[Items from an interface collection]
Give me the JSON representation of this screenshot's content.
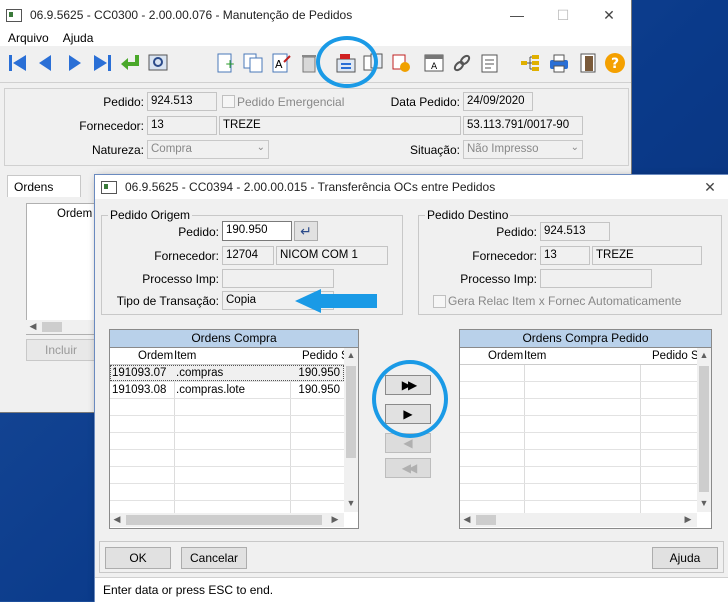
{
  "main_window": {
    "title": "06.9.5625 - CC0300 - 2.00.00.076 - Manutenção de Pedidos",
    "menu": [
      "Arquivo",
      "Ajuda"
    ],
    "pedido_label": "Pedido:",
    "pedido": "924.513",
    "pedido_emergencial": "Pedido Emergencial",
    "data_pedido_label": "Data Pedido:",
    "data_pedido": "24/09/2020",
    "fornecedor_label": "Fornecedor:",
    "fornecedor_code": "13",
    "fornecedor_name": "TREZE",
    "cnpj": "53.113.791/0017-90",
    "natureza_label": "Natureza:",
    "natureza": "Compra",
    "situacao_label": "Situação:",
    "situacao": "Não Impresso",
    "tab_ordens": "Ordens",
    "col_ordem": "Ordem I",
    "incluir": "Incluir"
  },
  "dialog": {
    "title": "06.9.5625 - CC0394 - 2.00.00.015 - Transferência OCs entre Pedidos",
    "origem": {
      "group": "Pedido Origem",
      "pedido_label": "Pedido:",
      "pedido": "190.950",
      "fornecedor_label": "Fornecedor:",
      "fornecedor_code": "12704",
      "fornecedor_name": "NICOM COM 1",
      "processo_label": "Processo Imp:",
      "processo": "",
      "tipo_label": "Tipo de Transação:",
      "tipo": "Copia"
    },
    "destino": {
      "group": "Pedido Destino",
      "pedido_label": "Pedido:",
      "pedido": "924.513",
      "fornecedor_label": "Fornecedor:",
      "fornecedor_code": "13",
      "fornecedor_name": "TREZE",
      "processo_label": "Processo Imp:",
      "processo": "",
      "gera_relac": "Gera Relac Item x Fornec Automaticamente"
    },
    "ordens_compra": {
      "caption": "Ordens Compra",
      "columns": [
        "Ordem",
        "Item",
        "Pedido S"
      ],
      "rows": [
        [
          "191093.07",
          ".compras",
          "190.950"
        ],
        [
          "191093.08",
          ".compras.lote",
          "190.950"
        ]
      ]
    },
    "ordens_compra_pedido": {
      "caption": "Ordens Compra Pedido",
      "columns": [
        "Ordem",
        "Item",
        "Pedido S"
      ],
      "rows": []
    },
    "move_buttons": [
      "▶▶",
      "▶",
      "◀",
      "◀◀"
    ],
    "ok": "OK",
    "cancelar": "Cancelar",
    "ajuda": "Ajuda",
    "status": "Enter data or press ESC to end."
  }
}
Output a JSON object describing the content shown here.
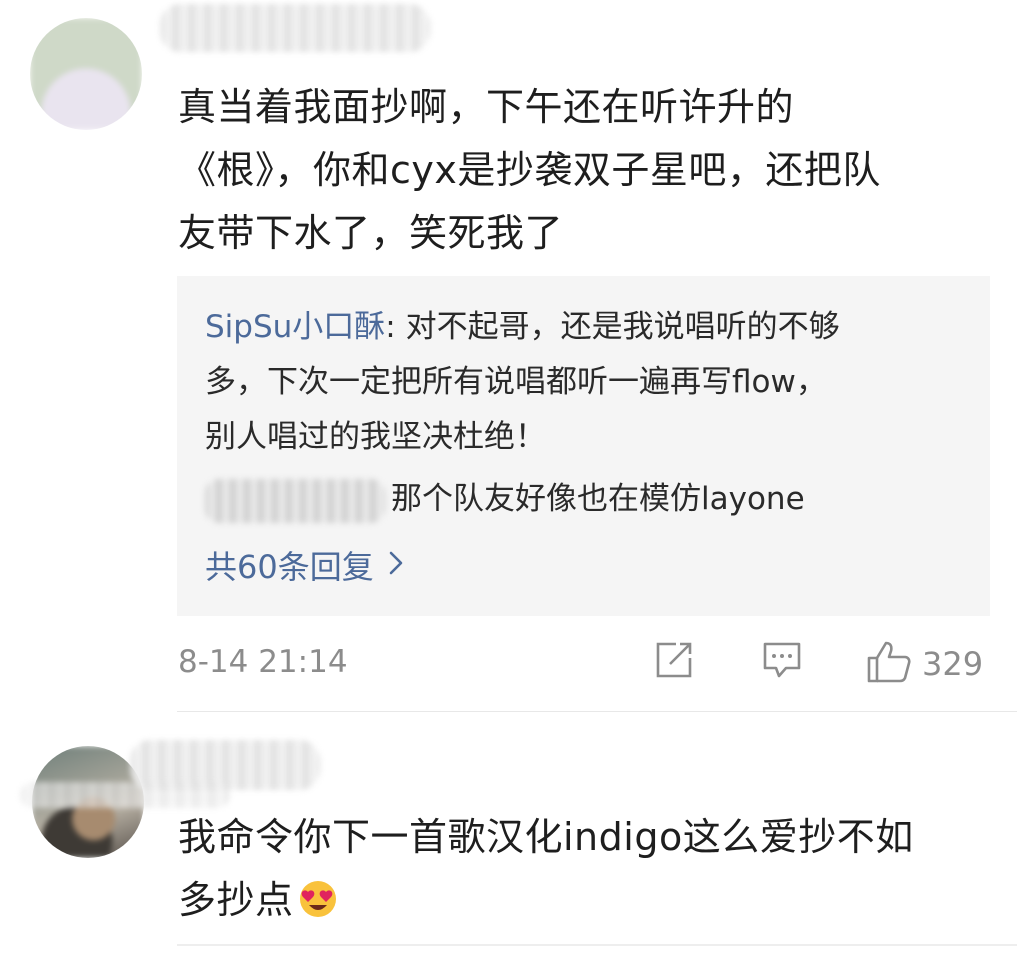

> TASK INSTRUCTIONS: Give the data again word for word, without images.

> ANSWER FOR THE TASK:
Give me the JSON representation of this screenshot's content.
{
  "main_window": {
    "title": "06.9.5625 - CC0300 - 2.00.00.076 - Manutenção de Pedidos",
    "menu": [
      "Arquivo",
      "Ajuda"
    ],
    "pedido_label": "Pedido:",
    "pedido": "924.513",
    "pedido_emergencial": "Pedido Emergencial",
    "data_pedido_label": "Data Pedido:",
    "data_pedido": "24/09/2020",
    "fornecedor_label": "Fornecedor:",
    "fornecedor_code": "13",
    "fornecedor_name": "TREZE",
    "cnpj": "53.113.791/0017-90",
    "natureza_label": "Natureza:",
    "natureza": "Compra",
    "situacao_label": "Situação:",
    "situacao": "Não Impresso",
    "tab_ordens": "Ordens",
    "col_ordem": "Ordem I",
    "incluir": "Incluir"
  },
  "dialog": {
    "title": "06.9.5625 - CC0394 - 2.00.00.015 - Transferência OCs entre Pedidos",
    "origem": {
      "group": "Pedido Origem",
      "pedido_label": "Pedido:",
      "pedido": "190.950",
      "fornecedor_label": "Fornecedor:",
      "fornecedor_code": "12704",
      "fornecedor_name": "NICOM COM 1",
      "processo_label": "Processo Imp:",
      "processo": "",
      "tipo_label": "Tipo de Transação:",
      "tipo": "Copia"
    },
    "destino": {
      "group": "Pedido Destino",
      "pedido_label": "Pedido:",
      "pedido": "924.513",
      "fornecedor_label": "Fornecedor:",
      "fornecedor_code": "13",
      "fornecedor_name": "TREZE",
      "processo_label": "Processo Imp:",
      "processo": "",
      "gera_relac": "Gera Relac Item x Fornec Automaticamente"
    },
    "ordens_compra": {
      "caption": "Ordens Compra",
      "columns": [
        "Ordem",
        "Item",
        "Pedido S"
      ],
      "rows": [
        [
          "191093.07",
          ".compras",
          "190.950"
        ],
        [
          "191093.08",
          ".compras.lote",
          "190.950"
        ]
      ]
    },
    "ordens_compra_pedido": {
      "caption": "Ordens Compra Pedido",
      "columns": [
        "Ordem",
        "Item",
        "Pedido S"
      ],
      "rows": []
    },
    "move_buttons": [
      "▶▶",
      "▶",
      "◀",
      "◀◀"
    ],
    "ok": "OK",
    "cancelar": "Cancelar",
    "ajuda": "Ajuda",
    "status": "Enter data or press ESC to end."
  }
}
Output a JSON object describing the content shown here.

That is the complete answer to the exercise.